At Richmond in north Queensland, grazier and computer systems engineer William Harrington champions the use of technology in agriculture. He decided to set up a wireless ISP, Wi-Sky Queensland. He is using QCN Fibre’s cheaper backhaul to improve local telco and digital services.
Aided by Mr Harrington’s ISP and his technology, producers have more reliable internet to harvest data from sensors and cameras they use remotely, monitoring cattle watering points, stock condition or crop growth. Mr Harrington is looking forward to expanding his wireless service to more towns in the north.
These agtech mavens are modest about their role in bringing better internet to places far from Brisbane. But they should be proud, because the improvement will benefit regional industries and lives beyond their own.
Goondiwindi’s Julia Spicer, Director of Engage and Create Consulting, helps regional businesses map out their futures, and also to access services at the town’s business hub.

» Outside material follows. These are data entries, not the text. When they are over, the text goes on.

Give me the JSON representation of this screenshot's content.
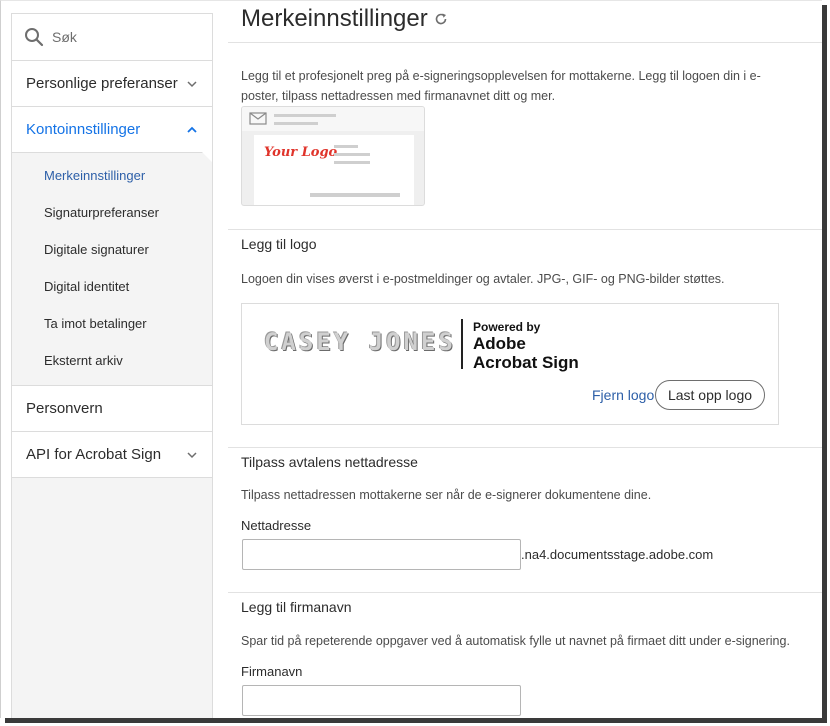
{
  "sidebar": {
    "search_placeholder": "Søk",
    "items": [
      {
        "label": "Personlige preferanser"
      },
      {
        "label": "Kontoinnstillinger"
      },
      {
        "label": "Personvern"
      },
      {
        "label": "API for Acrobat Sign"
      }
    ],
    "sub_items": [
      {
        "label": "Merkeinnstillinger"
      },
      {
        "label": "Signaturpreferanser"
      },
      {
        "label": "Digitale signaturer"
      },
      {
        "label": "Digital identitet"
      },
      {
        "label": "Ta imot betalinger"
      },
      {
        "label": "Eksternt arkiv"
      }
    ]
  },
  "main": {
    "title": "Merkeinnstillinger",
    "intro": "Legg til et profesjonelt preg på e-signeringsopplevelsen for mottakerne. Legg til logoen din i e-poster, tilpass nettadressen med firmanavnet ditt og mer.",
    "preview_logo_text": "Your Logo",
    "logo_section": {
      "heading": "Legg til logo",
      "description": "Logoen din vises øverst i e-postmeldinger og avtaler. JPG-, GIF- og PNG-bilder støttes.",
      "current_logo_text": "CASEY JONES",
      "powered_by": "Powered by",
      "adobe_line1": "Adobe",
      "adobe_line2": "Acrobat Sign",
      "remove_label": "Fjern logo",
      "upload_label": "Last opp logo"
    },
    "url_section": {
      "heading": "Tilpass avtalens nettadresse",
      "description": "Tilpass nettadressen mottakerne ser når de e-signerer dokumentene dine.",
      "field_label": "Nettadresse",
      "field_value": "",
      "domain_suffix": ".na4.documentsstage.adobe.com"
    },
    "company_section": {
      "heading": "Legg til firmanavn",
      "description": "Spar tid på repeterende oppgaver ved å automatisk fylle ut navnet på firmaet ditt under e-signering.",
      "field_label": "Firmanavn",
      "field_value": ""
    }
  },
  "colors": {
    "accent": "#1473e6",
    "link": "#2d5fa8",
    "logo_red": "#e0342b"
  }
}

Mrs Spicer says internet access can now be seen as part of our “hierarchy of needs” as it brings a range of benefits for businesses, families, and quality of life.
“Good internet is important for business operations and online meetings, but also for schooling, for tertiary education, and for agricultural businesses to attract workers with their families,” Mrs Spicer said.

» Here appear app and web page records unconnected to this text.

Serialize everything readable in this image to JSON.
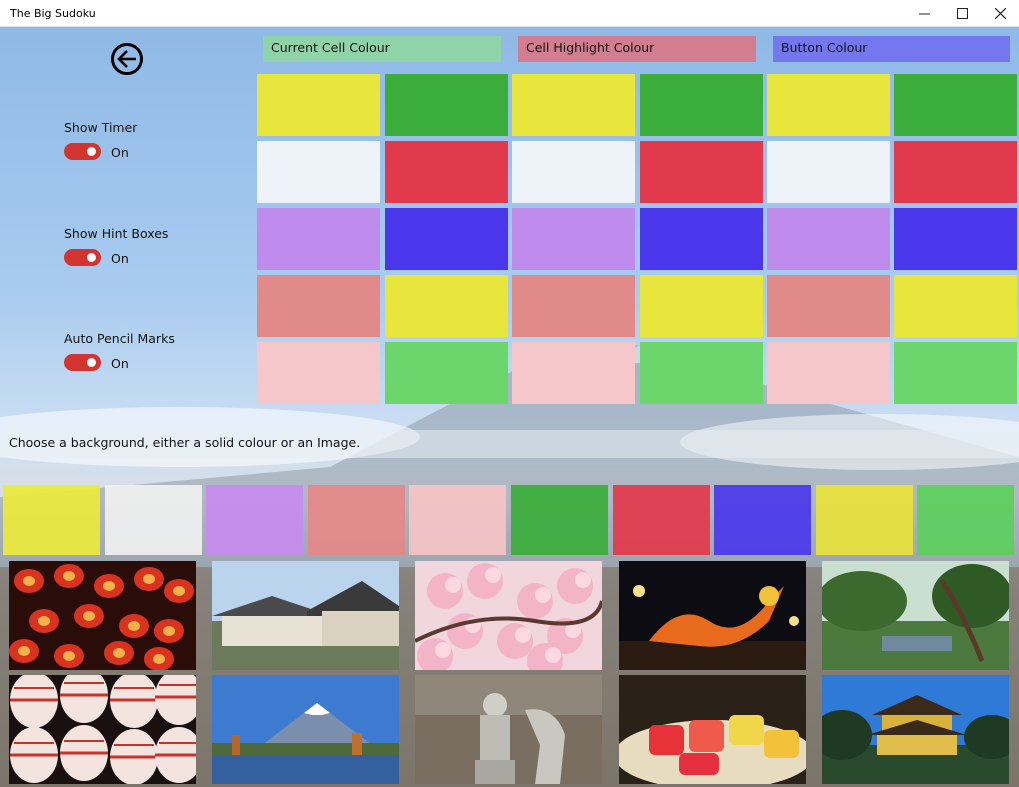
{
  "window": {
    "title": "The Big Sudoku",
    "controls": {
      "minimize": "—",
      "maximize": "☐",
      "close": "✕"
    }
  },
  "settings": {
    "show_timer": {
      "label": "Show Timer",
      "state": "On"
    },
    "show_hint_boxes": {
      "label": "Show Hint Boxes",
      "state": "On"
    },
    "auto_pencil_marks": {
      "label": "Auto Pencil Marks",
      "state": "On"
    }
  },
  "palette_headers": {
    "current_cell": {
      "label": "Current Cell Colour",
      "color": "#8fd3a9"
    },
    "cell_highlight": {
      "label": "Cell Highlight Colour",
      "color": "#d27d90"
    },
    "button": {
      "label": "Button Colour",
      "color": "#7477ee"
    }
  },
  "palette_colors": [
    [
      "#e8e63c",
      "#3aad3a",
      "#e8e63c",
      "#3aad3a",
      "#e8e63c",
      "#3aad3a"
    ],
    [
      "#edf3f8",
      "#e03a4c",
      "#edf3f8",
      "#e03a4c",
      "#edf3f8",
      "#e03a4c"
    ],
    [
      "#bf8cee",
      "#4a37ec",
      "#bf8cee",
      "#4a37ec",
      "#bf8cee",
      "#4a37ec"
    ],
    [
      "#e08a8a",
      "#e8e63c",
      "#e08a8a",
      "#e8e63c",
      "#e08a8a",
      "#e8e63c"
    ],
    [
      "#f5c6ca",
      "#6cd66c",
      "#f5c6ca",
      "#6cd66c",
      "#f5c6ca",
      "#6cd66c"
    ]
  ],
  "background": {
    "instruction": "Choose a background, either a solid colour or an Image.",
    "solid_colors": [
      "#eaea3c",
      "#f0f0f0",
      "#c58cef",
      "#e58888",
      "#f5c3c5",
      "#3aad3a",
      "#e2384c",
      "#4a37ec",
      "#e8e23a",
      "#5ccf5c"
    ],
    "images": [
      {
        "icon": "red-lanterns-image"
      },
      {
        "icon": "japanese-temple-image"
      },
      {
        "icon": "cherry-blossom-image"
      },
      {
        "icon": "golden-dragon-image"
      },
      {
        "icon": "japanese-garden-image"
      },
      {
        "icon": "paper-lanterns-image"
      },
      {
        "icon": "mount-fuji-lake-image"
      },
      {
        "icon": "samurai-statue-image"
      },
      {
        "icon": "sushi-plate-image"
      },
      {
        "icon": "golden-pavilion-image"
      }
    ]
  }
}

“Internet access brings endless opportunities for growth, for existing and for new businesses. Something will emerge that we haven’t even thought of yet. Also, people who marry into the area will be able to establish businesses.
“There are health benefits: telehealth will be easier and specialists will have better connection with patients. Aged care, one of the town’s biggest employers, needs better internet to run best-practice software.
I’ll be better able to help my customers with online training, and to put their services online.
“A lot of people rely on internet for schooling and university study, and access was a big drama during COVID, especially with several in a household working and studying online at home.
“Better internet will encourage a worker’s family to move west, not just the worker – there are good jobs on offer, but the families want the social connection and entertainment of good online service. Kids want Netflix!”
She added that while decentralisation to the regions was often proposed, new arrivals still had to be able to turn on a computer.
“Give us good internet, and jobs will flow!” Mrs Spicer said.
QCN Fibre CEO Derek Merdith agreed that the benefits of the backhaul rollout could not be underestimated.
“By improving internet, we are bridging the digital divide between the metropolitan areas and regions, providing more opportunities and helping to future-proof Queensland’s regions,” Mr Merdith said.
“QCN Fibre is partnering with local internet service providers, as well as the major carriers, to improve coverage, capacity and cost in the regions.
“We’re fortunate to have so many innovators and entrepreneurs in regional Queensland, who can only benefit from improved connectivity,” he said.